CITY OF SAN FERNANDO-Kapampangans filled the San Agustin Church and its nearby museum in Intramuros, Manila, on the night of Aug. 24 to pay tribute to Augustinian missionaries who had sailed from there to Pampanga 435 years ago and influenced the natives’ character, culture and history.
As they stood on the same grounds where some of those 100 friars lived and trained, they bridged the time, seeing past and present connections between Fray Juan Gallegos, who set foot in Lubao in 1572, and far, far, far down time when Fr. Eddie Panlilio, who finished theology at the St. Augustine Major Seminary, was elected governor in 2007.
“Holy ground,” was how Dr. Arlyn Villanueva, president of the Holy Angel University, called the event’s venue.
By the way the tribute and the celebration of continuing collaboration turned out, it was apparent the people wanted to remember the Augustinian fathers beyond their white robes and emblems of a flaming heart.
Their “enduring legacies” are the Roman Catholic faith and values, heritage churches and architectural knowledge, schools and education initiatives, publications that chronicled the language and culture, ecclesiastical arts and culinary tradition, said San Fernando Archbishop Paciano Aniceto at the Mass he celebrated with Bishop Roberto Mallari and eight priests.
Other legacies are the archival documents, the solidarity of friars with the faithful in times of wars, calamities and epidemics, the opening of roads, and their engineering attempts to provide irrigation to farmers.
The extent of the Augustinians’ work and the breadth of their influence spoke of the fervor with which the pioneers lived out the dictum of their founder, St. Augustine, that “our hearts are restless until they rest in (God),” said Fray Francisco Musni, archivist and researcher of the HAU’s Center for Kapampangan Studies, which organized the tribute.
Aniceto said the Archdiocese of San Fernando was “most profoundly grateful for the gift of faith” because it steeled the people in adverse times like Mt. Pinatubo’s 1991 eruptions and the lahar flows that followed.
That gift, he said, flourished because several Kapampangan, like Rufino Cardinal Santos, the first Filipino cardinal, became church pioneers themselves.
In gratitude, the provincial board presented a copy of Resolution No. 945 to Fr. William Araña, OSA, vicar of the Orient of the Philippines, Augustinian Province, and to Alvaro Trejo, charge d’affaires of the Spanish Embassy.

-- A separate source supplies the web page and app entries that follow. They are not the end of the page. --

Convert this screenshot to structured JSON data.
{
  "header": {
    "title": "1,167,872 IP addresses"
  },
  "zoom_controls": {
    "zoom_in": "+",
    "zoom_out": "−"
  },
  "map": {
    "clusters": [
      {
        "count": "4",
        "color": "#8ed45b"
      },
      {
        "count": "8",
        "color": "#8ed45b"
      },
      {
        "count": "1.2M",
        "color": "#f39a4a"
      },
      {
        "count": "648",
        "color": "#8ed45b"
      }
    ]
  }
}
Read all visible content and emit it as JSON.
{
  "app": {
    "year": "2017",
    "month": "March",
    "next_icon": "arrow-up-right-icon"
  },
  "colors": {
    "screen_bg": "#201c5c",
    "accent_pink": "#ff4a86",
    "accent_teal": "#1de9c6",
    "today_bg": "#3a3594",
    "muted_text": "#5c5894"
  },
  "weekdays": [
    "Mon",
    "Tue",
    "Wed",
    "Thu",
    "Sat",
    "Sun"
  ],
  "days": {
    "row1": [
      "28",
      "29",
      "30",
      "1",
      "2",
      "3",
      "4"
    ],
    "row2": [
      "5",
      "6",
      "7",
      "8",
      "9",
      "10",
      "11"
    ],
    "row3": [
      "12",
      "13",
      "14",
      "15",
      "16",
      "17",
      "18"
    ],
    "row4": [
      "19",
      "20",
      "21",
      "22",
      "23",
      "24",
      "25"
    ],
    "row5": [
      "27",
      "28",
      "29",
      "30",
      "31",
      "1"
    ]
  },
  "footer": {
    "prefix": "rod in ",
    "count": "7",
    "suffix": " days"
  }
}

The resolution gives “due recognition and honor to the friar missionaries of the Calced Order of Saint Augustine for their pioneering efforts in Pampanga and for their role in the preservation of the culture.”
That made Pampanga, the first and last Augustinian territory in Luzon until 1960, to be the “first province in the Philippines to officially thank the Spanish missionaries who labored in the country during colonial times,” said Robby Tantingco, the center’s executive director.
One of the high points was the launch of the English translations of Fray Diego Bergaño’s two books, the “Arte de la Lengua Pampanga” (1729 Kapampangan Grammar) and the “Vocabulario de Pampango” (1732 Kapampangan Dictionary).
Bergaño and his collaborator then, Don Juan Zuñiga of Mexico town, managed to reach out to the present through the translations of Fr. Edilberto Santos and Fr. Venancio Samson.